─── Task data
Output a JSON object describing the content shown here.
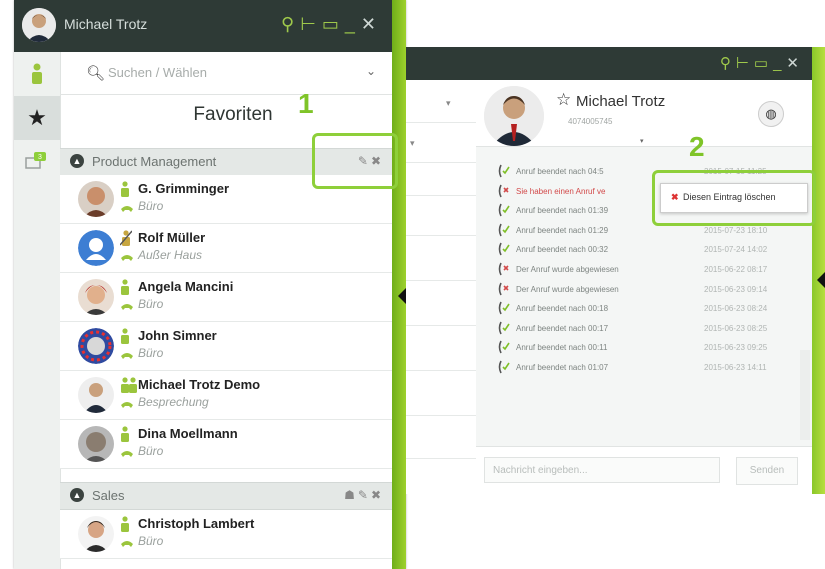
{
  "colors": {
    "accent": "#8ecf3a",
    "titlebar": "#2e3a36",
    "status_green": "#7fbf28",
    "missed_red": "#d24a4a"
  },
  "left_window": {
    "title": "Michael Trotz",
    "search_placeholder": "Suchen / Wählen",
    "favorites_title": "Favoriten",
    "groups": [
      {
        "name": "Product Management",
        "contacts": [
          {
            "name": "G. Grimminger",
            "status": "Büro"
          },
          {
            "name": "Rolf Müller",
            "status": "Außer Haus"
          },
          {
            "name": "Angela Mancini",
            "status": "Büro"
          },
          {
            "name": "John Simner",
            "status": "Büro"
          },
          {
            "name": "Michael Trotz Demo",
            "status": "Besprechung"
          },
          {
            "name": "Dina Moellmann",
            "status": "Büro"
          }
        ]
      },
      {
        "name": "Sales",
        "contacts": [
          {
            "name": "Christoph Lambert",
            "status": "Büro"
          }
        ]
      }
    ],
    "callout_number": "1"
  },
  "right_window": {
    "contact_name": "Michael Trotz",
    "contact_number": "4074005745",
    "calls": [
      {
        "text": "Anruf beendet nach 04:5",
        "date": "2015-07-15 11:25",
        "missed": false
      },
      {
        "text": "Sie haben einen Anruf ve",
        "date": "",
        "missed": true
      },
      {
        "text": "Anruf beendet nach 01:39",
        "date": "2015-07-23 18:14",
        "missed": false
      },
      {
        "text": "Anruf beendet nach 01:29",
        "date": "2015-07-23 18:10",
        "missed": false
      },
      {
        "text": "Anruf beendet nach 00:32",
        "date": "2015-07-24 14:02",
        "missed": false
      },
      {
        "text": "Der Anruf wurde abgewiesen",
        "date": "2015-06-22 08:17",
        "missed": true
      },
      {
        "text": "Der Anruf wurde abgewiesen",
        "date": "2015-06-23 09:14",
        "missed": true
      },
      {
        "text": "Anruf beendet nach 00:18",
        "date": "2015-06-23 08:24",
        "missed": false
      },
      {
        "text": "Anruf beendet nach 00:17",
        "date": "2015-06-23 08:25",
        "missed": false
      },
      {
        "text": "Anruf beendet nach 00:11",
        "date": "2015-06-23 09:25",
        "missed": false
      },
      {
        "text": "Anruf beendet nach 01:07",
        "date": "2015-06-23 14:11",
        "missed": false
      }
    ],
    "context_menu_item": "Diesen Eintrag löschen",
    "message_placeholder": "Nachricht eingeben...",
    "send_label": "Senden",
    "callout_number": "2"
  }
}
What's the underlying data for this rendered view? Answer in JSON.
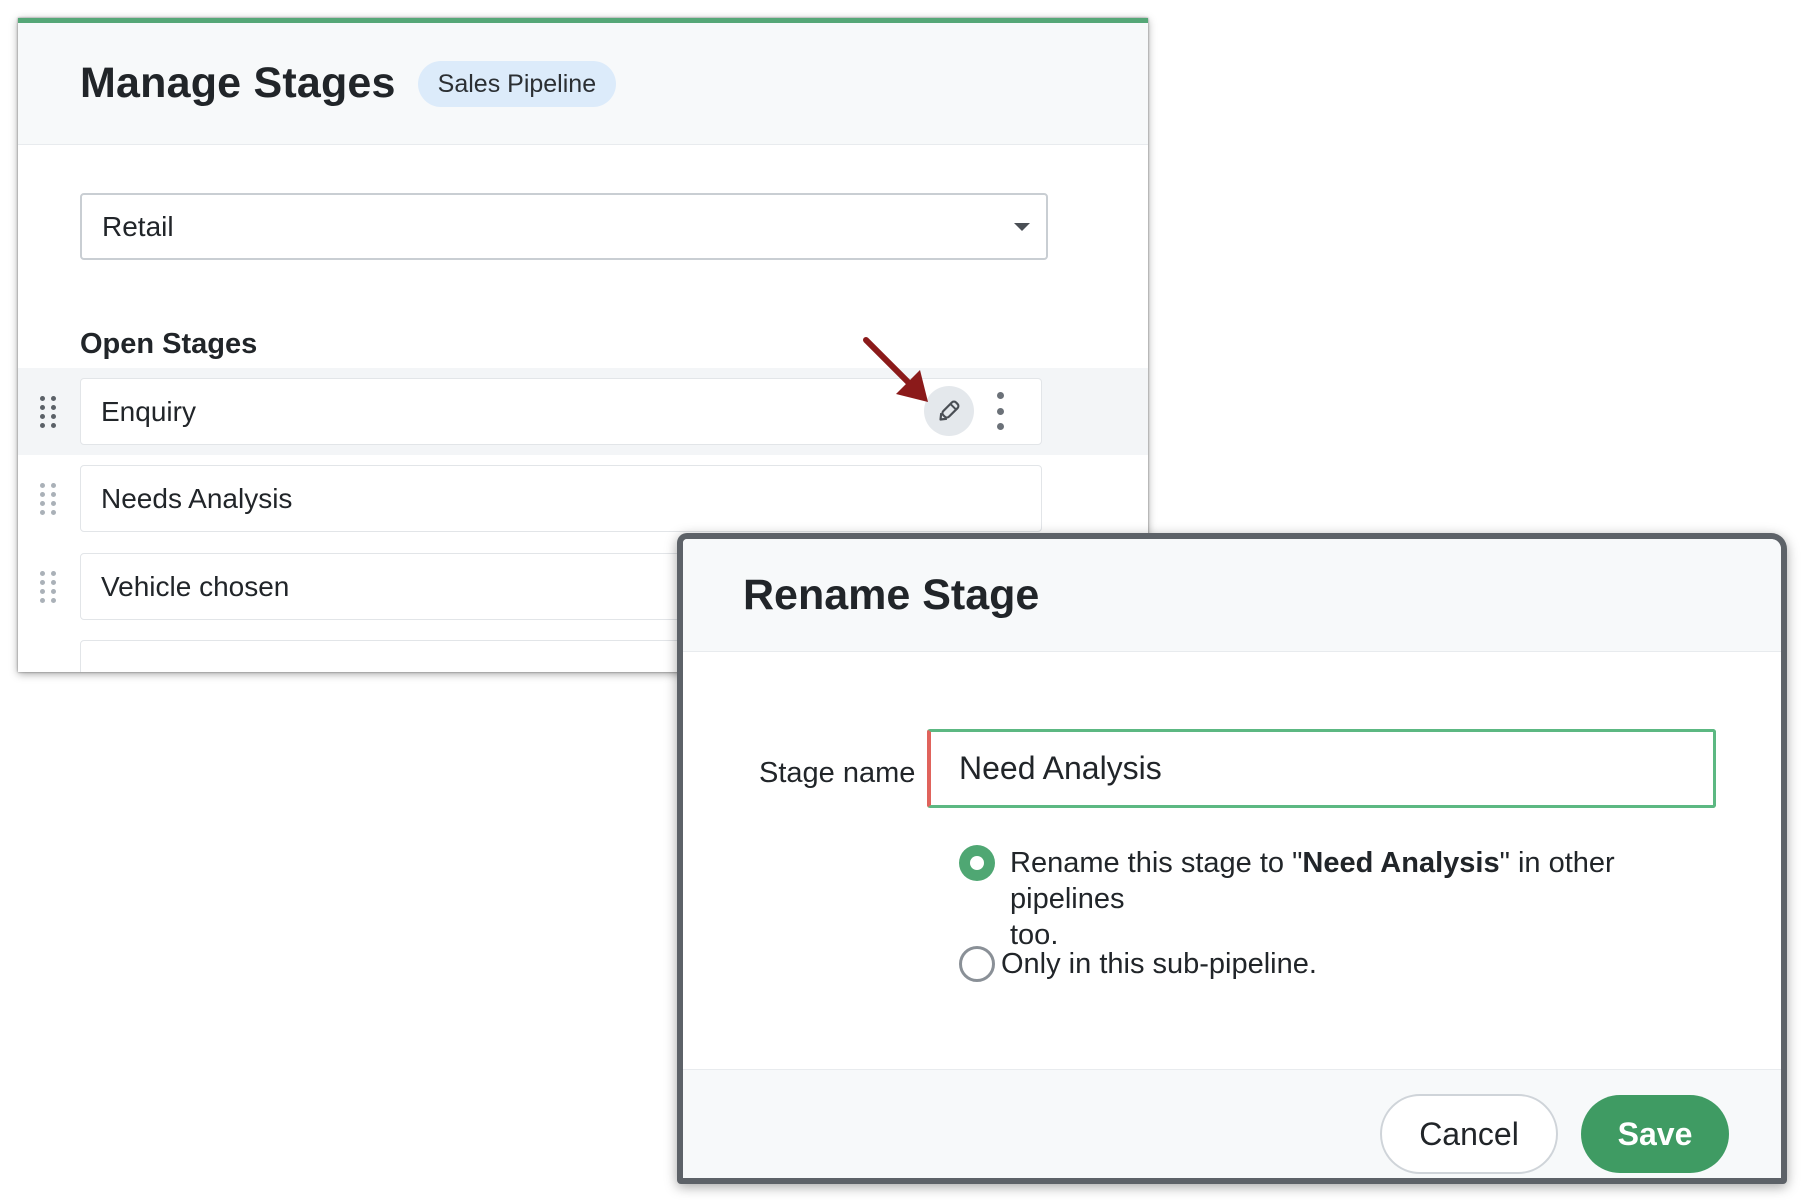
{
  "manage_stages": {
    "title": "Manage Stages",
    "pipeline_badge": "Sales Pipeline",
    "sub_pipeline_select": {
      "value": "Retail"
    },
    "section_title": "Open Stages",
    "stages": [
      {
        "label": "Enquiry"
      },
      {
        "label": "Needs Analysis"
      },
      {
        "label": "Vehicle chosen"
      }
    ]
  },
  "rename_dialog": {
    "title": "Rename Stage",
    "field_label": "Stage name",
    "input_value": "Need Analysis",
    "option_all": {
      "prefix": "Rename this stage to \"",
      "name": "Need Analysis",
      "suffix_line1": "\" in other pipelines",
      "suffix_line2": "too.",
      "checked": true
    },
    "option_sub": {
      "label": "Only in this sub-pipeline.",
      "checked": false
    },
    "cancel_label": "Cancel",
    "save_label": "Save"
  },
  "colors": {
    "accent_green": "#3f9b63",
    "input_border_green": "#5cb882",
    "input_error_red": "#e0635c",
    "badge_blue": "#dcebfa",
    "arrow_red": "#8b1a1a"
  },
  "icons": [
    "drag-handle-icon",
    "pencil-edit-icon",
    "more-vertical-icon",
    "caret-down-icon",
    "red-pointer-arrow"
  ]
}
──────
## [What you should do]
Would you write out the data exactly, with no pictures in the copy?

## [Answer space]
Output a JSON object describing the content shown here.
{
  "colors": {
    "accent": "#8ecf3a",
    "titlebar": "#2e3a36",
    "status_green": "#7fbf28",
    "missed_red": "#d24a4a"
  },
  "left_window": {
    "title": "Michael Trotz",
    "search_placeholder": "Suchen / Wählen",
    "favorites_title": "Favoriten",
    "groups": [
      {
        "name": "Product Management",
        "contacts": [
          {
            "name": "G. Grimminger",
            "status": "Büro"
          },
          {
            "name": "Rolf Müller",
            "status": "Außer Haus"
          },
          {
            "name": "Angela Mancini",
            "status": "Büro"
          },
          {
            "name": "John Simner",
            "status": "Büro"
          },
          {
            "name": "Michael Trotz Demo",
            "status": "Besprechung"
          },
          {
            "name": "Dina Moellmann",
            "status": "Büro"
          }
        ]
      },
      {
        "name": "Sales",
        "contacts": [
          {
            "name": "Christoph Lambert",
            "status": "Büro"
          }
        ]
      }
    ],
    "callout_number": "1"
  },
  "right_window": {
    "contact_name": "Michael Trotz",
    "contact_number": "4074005745",
    "calls": [
      {
        "text": "Anruf beendet nach 04:5",
        "date": "2015-07-15 11:25",
        "missed": false
      },
      {
        "text": "Sie haben einen Anruf ve",
        "date": "",
        "missed": true
      },
      {
        "text": "Anruf beendet nach 01:39",
        "date": "2015-07-23 18:14",
        "missed": false
      },
      {
        "text": "Anruf beendet nach 01:29",
        "date": "2015-07-23 18:10",
        "missed": false
      },
      {
        "text": "Anruf beendet nach 00:32",
        "date": "2015-07-24 14:02",
        "missed": false
      },
      {
        "text": "Der Anruf wurde abgewiesen",
        "date": "2015-06-22 08:17",
        "missed": true
      },
      {
        "text": "Der Anruf wurde abgewiesen",
        "date": "2015-06-23 09:14",
        "missed": true
      },
      {
        "text": "Anruf beendet nach 00:18",
        "date": "2015-06-23 08:24",
        "missed": false
      },
      {
        "text": "Anruf beendet nach 00:17",
        "date": "2015-06-23 08:25",
        "missed": false
      },
      {
        "text": "Anruf beendet nach 00:11",
        "date": "2015-06-23 09:25",
        "missed": false
      },
      {
        "text": "Anruf beendet nach 01:07",
        "date": "2015-06-23 14:11",
        "missed": false
      }
    ],
    "context_menu_item": "Diesen Eintrag löschen",
    "message_placeholder": "Nachricht eingeben...",
    "send_label": "Senden",
    "callout_number": "2"
  }
}
What's the underlying data for this rendered view? Answer in JSON.
{
  "manage_stages": {
    "title": "Manage Stages",
    "pipeline_badge": "Sales Pipeline",
    "sub_pipeline_select": {
      "value": "Retail"
    },
    "section_title": "Open Stages",
    "stages": [
      {
        "label": "Enquiry"
      },
      {
        "label": "Needs Analysis"
      },
      {
        "label": "Vehicle chosen"
      }
    ]
  },
  "rename_dialog": {
    "title": "Rename Stage",
    "field_label": "Stage name",
    "input_value": "Need Analysis",
    "option_all": {
      "prefix": "Rename this stage to \"",
      "name": "Need Analysis",
      "suffix_line1": "\" in other pipelines",
      "suffix_line2": "too.",
      "checked": true
    },
    "option_sub": {
      "label": "Only in this sub-pipeline.",
      "checked": false
    },
    "cancel_label": "Cancel",
    "save_label": "Save"
  },
  "colors": {
    "accent_green": "#3f9b63",
    "input_border_green": "#5cb882",
    "input_error_red": "#e0635c",
    "badge_blue": "#dcebfa",
    "arrow_red": "#8b1a1a"
  },
  "icons": [
    "drag-handle-icon",
    "pencil-edit-icon",
    "more-vertical-icon",
    "caret-down-icon",
    "red-pointer-arrow"
  ]
}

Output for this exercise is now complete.